Newark and Sherwood: Supermarkets urge shoppers not to panic buy in response to reports of emptying shelves
Supermarkets have urged customers not to panic buy in response to reports of emptying shelves.
The UK’s biggest supermarkets described any shortages across stores as patchy but said there was no need for customers to change their shopping habits.
They said any gaps on the shelves were temporary as they awaited deliveries, and were occurring in pockets rather than across supply chains.
The pingdemic, the shortage of HGV drivers and the hot weather were all contributing to delivery glitches, grocers said, while stressing to consumers panic buying would create a problem that did not exist.
A Co-op spokesman said: “We are sorry that we are running low on some products. Like many retailers, we are impacted by some patchy disruption to our deliveries and store operations but we are working closely with our suppliers to get re-stocked quickly.”
A Sainsbury’s spokesman said: “We are working hard to ensure customers can find what they need.
“While we might not always have the exact product a customer is looking for in every store, large quantities of products are being delivered to stores daily and our colleagues are focused on getting them on to the shelves as quickly as they can.”
Tesco confirmed that it had plenty of food and deliveries arriving across the UK every day.

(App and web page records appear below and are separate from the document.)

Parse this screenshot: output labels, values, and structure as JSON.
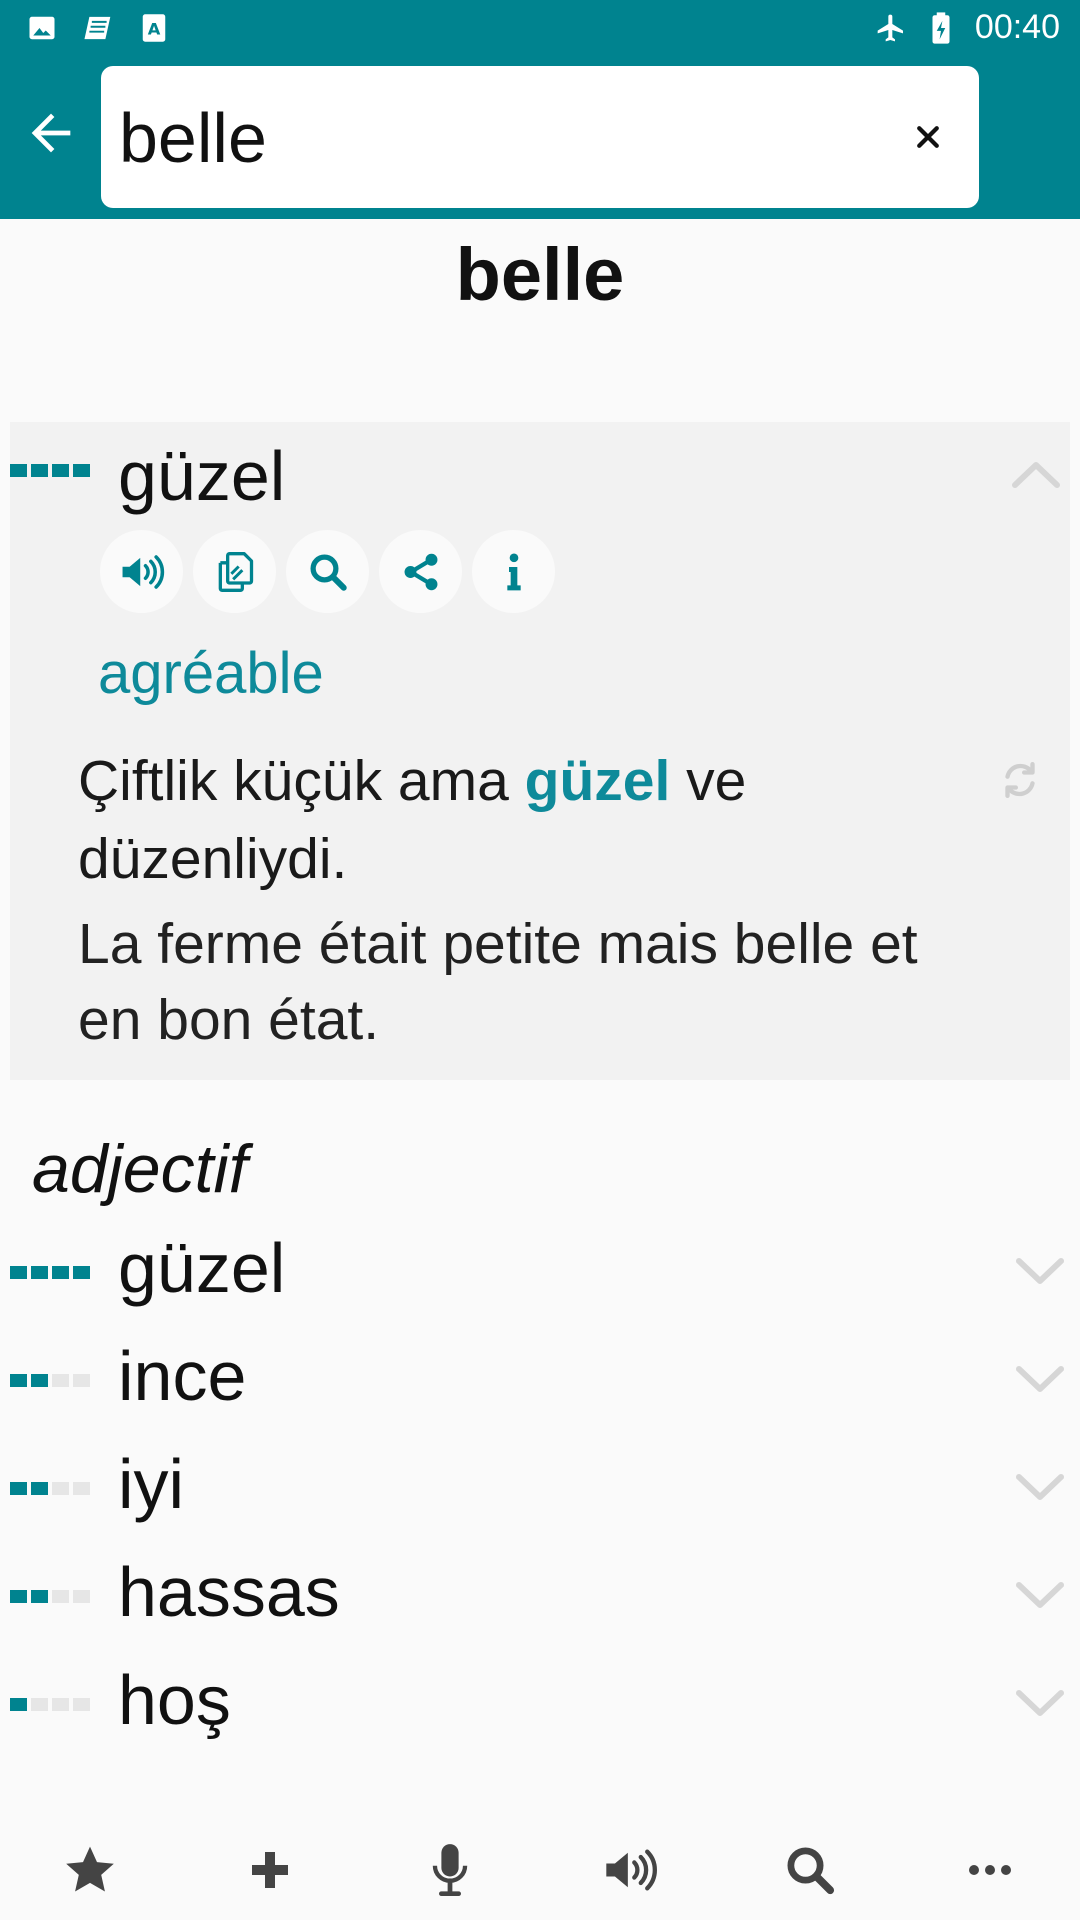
{
  "status_bar": {
    "time": "00:40",
    "left_icons": [
      "image-icon",
      "book-icon",
      "font-icon"
    ],
    "right_icons": [
      "airplane-mode-icon",
      "battery-charging-icon"
    ]
  },
  "app_bar": {
    "back_icon": "arrow-left-icon",
    "search": {
      "value": "belle",
      "placeholder": ""
    },
    "clear_icon": "close-icon"
  },
  "headword": "belle",
  "entry_card": {
    "word": "güzel",
    "frequency": 4,
    "expanded": true,
    "actions": [
      "speaker-icon",
      "copy-icon",
      "search-icon",
      "share-icon",
      "info-icon"
    ],
    "synonym": "agréable",
    "example": {
      "tr_before": "Çiftlik küçük ama ",
      "tr_highlight": "güzel",
      "tr_after": " ve düzenliydi.",
      "fr": "La ferme était petite mais belle et en bon état."
    }
  },
  "part_of_speech": "adjectif",
  "translations": [
    {
      "word": "güzel",
      "frequency": 4
    },
    {
      "word": "ince",
      "frequency": 2
    },
    {
      "word": "iyi",
      "frequency": 2
    },
    {
      "word": "hassas",
      "frequency": 2
    },
    {
      "word": "hoş",
      "frequency": 1
    }
  ],
  "bottom_bar": [
    "star-icon",
    "plus-icon",
    "microphone-icon",
    "speaker-icon",
    "search-icon",
    "more-icon"
  ],
  "colors": {
    "primary": "#00838f",
    "accent_text": "#0e8a9a",
    "card_bg": "#f2f2f2",
    "page_bg": "#fafafa"
  }
}
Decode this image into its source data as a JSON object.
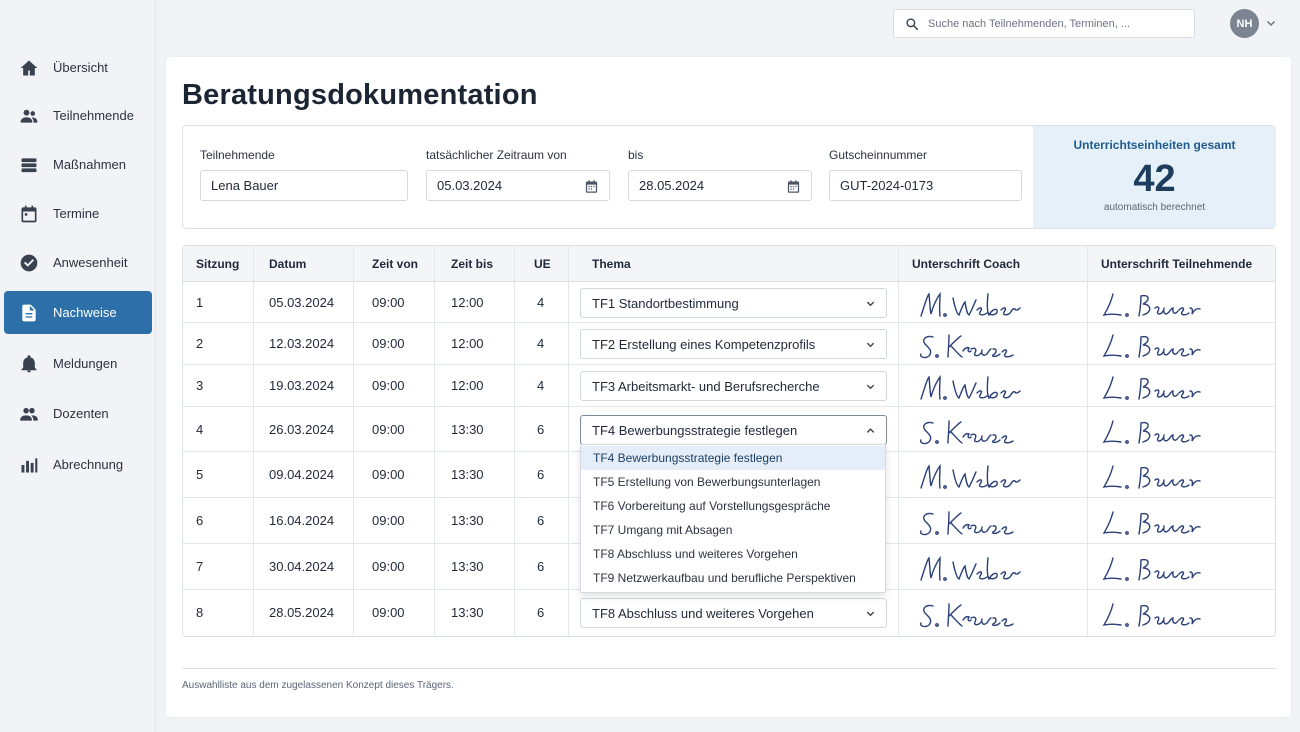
{
  "sidebar": {
    "items": [
      {
        "label": "Übersicht",
        "icon": "home-icon",
        "active": false
      },
      {
        "label": "Teilnehmende",
        "icon": "people-icon",
        "active": false
      },
      {
        "label": "Maßnahmen",
        "icon": "stack-icon",
        "active": false
      },
      {
        "label": "Termine",
        "icon": "calendar-icon",
        "active": false
      },
      {
        "label": "Anwesenheit",
        "icon": "check-circle-icon",
        "active": false
      },
      {
        "label": "Nachweise",
        "icon": "document-icon",
        "active": true
      },
      {
        "label": "Meldungen",
        "icon": "bell-icon",
        "active": false
      },
      {
        "label": "Dozenten",
        "icon": "group-icon",
        "active": false
      },
      {
        "label": "Abrechnung",
        "icon": "bar-chart-icon",
        "active": false
      }
    ]
  },
  "topbar": {
    "search_placeholder": "Suche nach Teilnehmenden, Terminen, ...",
    "avatar_initials": "NH"
  },
  "page": {
    "title": "Beratungsdokumentation"
  },
  "form": {
    "participant_label": "Teilnehmende",
    "participant_value": "Lena Bauer",
    "from_label": "tatsächlicher Zeitraum von",
    "from_value": "05.03.2024",
    "to_label": "bis",
    "to_value": "28.05.2024",
    "voucher_label": "Gutscheinnummer",
    "voucher_value": "GUT-2024-0173",
    "ue_title": "Unterrichtseinheiten gesamt",
    "ue_value": "42",
    "ue_sub": "automatisch berechnet"
  },
  "table": {
    "headers": [
      "Sitzung",
      "Datum",
      "Zeit von",
      "Zeit bis",
      "UE",
      "Thema",
      "Unterschrift Coach",
      "Unterschrift Teilnehmende"
    ],
    "rows": [
      {
        "session": "1",
        "date": "05.03.2024",
        "from": "09:00",
        "to": "12:00",
        "ue": "4",
        "topic": "TF1 Standortbestimmung",
        "coach": "M. Weber",
        "participant": "L. Bauer"
      },
      {
        "session": "2",
        "date": "12.03.2024",
        "from": "09:00",
        "to": "12:00",
        "ue": "4",
        "topic": "TF2 Erstellung eines Kompetenzprofils",
        "coach": "S. Krause",
        "participant": "L. Bauer"
      },
      {
        "session": "3",
        "date": "19.03.2024",
        "from": "09:00",
        "to": "12:00",
        "ue": "4",
        "topic": "TF3 Arbeitsmarkt- und Berufsrecherche",
        "coach": "M. Weber",
        "participant": "L. Bauer"
      },
      {
        "session": "4",
        "date": "26.03.2024",
        "from": "09:00",
        "to": "13:30",
        "ue": "6",
        "topic": "TF4 Bewerbungsstrategie festlegen",
        "coach": "S. Krause",
        "participant": "L. Bauer"
      },
      {
        "session": "5",
        "date": "09.04.2024",
        "from": "09:00",
        "to": "13:30",
        "ue": "6",
        "topic": "",
        "coach": "M. Weber",
        "participant": "L. Bauer"
      },
      {
        "session": "6",
        "date": "16.04.2024",
        "from": "09:00",
        "to": "13:30",
        "ue": "6",
        "topic": "",
        "coach": "S. Krause",
        "participant": "L. Bauer"
      },
      {
        "session": "7",
        "date": "30.04.2024",
        "from": "09:00",
        "to": "13:30",
        "ue": "6",
        "topic": "",
        "coach": "M. Weber",
        "participant": "L. Bauer"
      },
      {
        "session": "8",
        "date": "28.05.2024",
        "from": "09:00",
        "to": "13:30",
        "ue": "6",
        "topic": "TF8 Abschluss und weiteres Vorgehen",
        "coach": "S. Krause",
        "participant": "L. Bauer"
      }
    ]
  },
  "dropdown": {
    "options": [
      "TF4 Bewerbungsstrategie festlegen",
      "TF5 Erstellung von Bewerbungsunterlagen",
      "TF6 Vorbereitung auf Vorstellungsgespräche",
      "TF7 Umgang mit Absagen",
      "TF8 Abschluss und weiteres Vorgehen",
      "TF9 Netzwerkaufbau und berufliche Perspektiven"
    ],
    "highlighted": "TF4 Bewerbungsstrategie festlegen"
  },
  "footer": {
    "note": "Auswahlliste aus dem zugelassenen Konzept dieses Trägers."
  },
  "colors": {
    "accent": "#2d6fa8",
    "signature_ink": "#2a3f78",
    "ue_panel": "#e6f0f8"
  }
}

However, sporadic disruption from the industry-wide shortage of HGV drivers and an increase in staff self-isolating on a precautionary basis was leading to pockets of temporary low availability across a small number of products.
Iceland managing director Richard Walker has said staff absence rates were now double the usual number, with the figure rising 50% week on week due to people being told to self-isolate.

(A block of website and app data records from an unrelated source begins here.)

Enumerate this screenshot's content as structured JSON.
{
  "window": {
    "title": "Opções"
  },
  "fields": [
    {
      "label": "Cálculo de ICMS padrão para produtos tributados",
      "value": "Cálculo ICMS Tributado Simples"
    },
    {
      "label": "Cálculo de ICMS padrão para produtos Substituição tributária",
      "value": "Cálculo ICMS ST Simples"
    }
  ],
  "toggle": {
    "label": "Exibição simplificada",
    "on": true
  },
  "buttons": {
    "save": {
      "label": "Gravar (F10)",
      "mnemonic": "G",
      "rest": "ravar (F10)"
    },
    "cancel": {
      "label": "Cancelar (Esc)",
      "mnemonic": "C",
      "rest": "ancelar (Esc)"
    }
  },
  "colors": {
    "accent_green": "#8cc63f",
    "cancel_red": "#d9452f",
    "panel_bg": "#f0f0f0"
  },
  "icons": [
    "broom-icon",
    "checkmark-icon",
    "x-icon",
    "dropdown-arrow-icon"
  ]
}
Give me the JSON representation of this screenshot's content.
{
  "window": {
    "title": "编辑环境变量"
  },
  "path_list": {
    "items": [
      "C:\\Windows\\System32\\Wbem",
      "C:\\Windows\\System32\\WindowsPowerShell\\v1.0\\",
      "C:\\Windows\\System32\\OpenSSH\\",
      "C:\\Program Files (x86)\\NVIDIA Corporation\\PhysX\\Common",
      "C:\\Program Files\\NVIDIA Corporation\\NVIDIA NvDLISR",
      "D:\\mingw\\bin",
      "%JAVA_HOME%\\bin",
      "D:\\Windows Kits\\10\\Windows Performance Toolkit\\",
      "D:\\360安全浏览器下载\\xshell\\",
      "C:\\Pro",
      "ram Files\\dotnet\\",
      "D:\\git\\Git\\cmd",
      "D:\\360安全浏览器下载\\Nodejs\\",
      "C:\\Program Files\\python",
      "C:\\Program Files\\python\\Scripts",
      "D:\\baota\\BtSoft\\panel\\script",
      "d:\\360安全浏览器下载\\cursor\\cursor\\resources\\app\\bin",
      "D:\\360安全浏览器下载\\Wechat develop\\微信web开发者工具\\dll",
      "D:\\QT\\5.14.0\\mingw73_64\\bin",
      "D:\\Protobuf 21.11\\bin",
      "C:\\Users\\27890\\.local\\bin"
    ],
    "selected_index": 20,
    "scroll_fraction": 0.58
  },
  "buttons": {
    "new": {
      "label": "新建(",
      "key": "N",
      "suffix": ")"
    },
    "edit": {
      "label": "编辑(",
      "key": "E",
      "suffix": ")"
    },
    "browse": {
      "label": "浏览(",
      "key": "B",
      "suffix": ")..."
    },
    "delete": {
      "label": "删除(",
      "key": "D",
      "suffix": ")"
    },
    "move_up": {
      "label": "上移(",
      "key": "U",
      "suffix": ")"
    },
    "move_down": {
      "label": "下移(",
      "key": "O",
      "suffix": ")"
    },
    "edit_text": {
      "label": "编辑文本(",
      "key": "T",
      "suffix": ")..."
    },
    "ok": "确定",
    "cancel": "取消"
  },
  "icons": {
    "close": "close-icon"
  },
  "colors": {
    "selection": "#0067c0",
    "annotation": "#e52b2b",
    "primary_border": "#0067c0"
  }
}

Mr Walker told the Radio 4’s Today programme: “We’ve now got over 1,000 staff off, who’ve been pinged. That’s double the normal rates, and it’s rising at 50% week on week.
“Our big concern is that we’ve kept all of our shops open throughout the pandemic, but now we have had to close one or two shops and reduce hours in others.
“But that could get a lot worse a lot quicker, unless the country’s system is sorted out.”
Mr Walker urged shoppers not to panic buy and said: “There is certainly no problem with supply of stock.
“Panic buying is only an option for those who can afford it and it often means that others go without.”
Head of the British Retail Consortium Helen Dickinson has suggested rules around self-isolation could be amended for people working in food supply chains following rising levels of staff absence.
“There are some pilots for tested release for businesses and people who get paid to test themselves and then released back into their workplace, those pilots could be extended or that could be a new system,” Ms Dickinson said.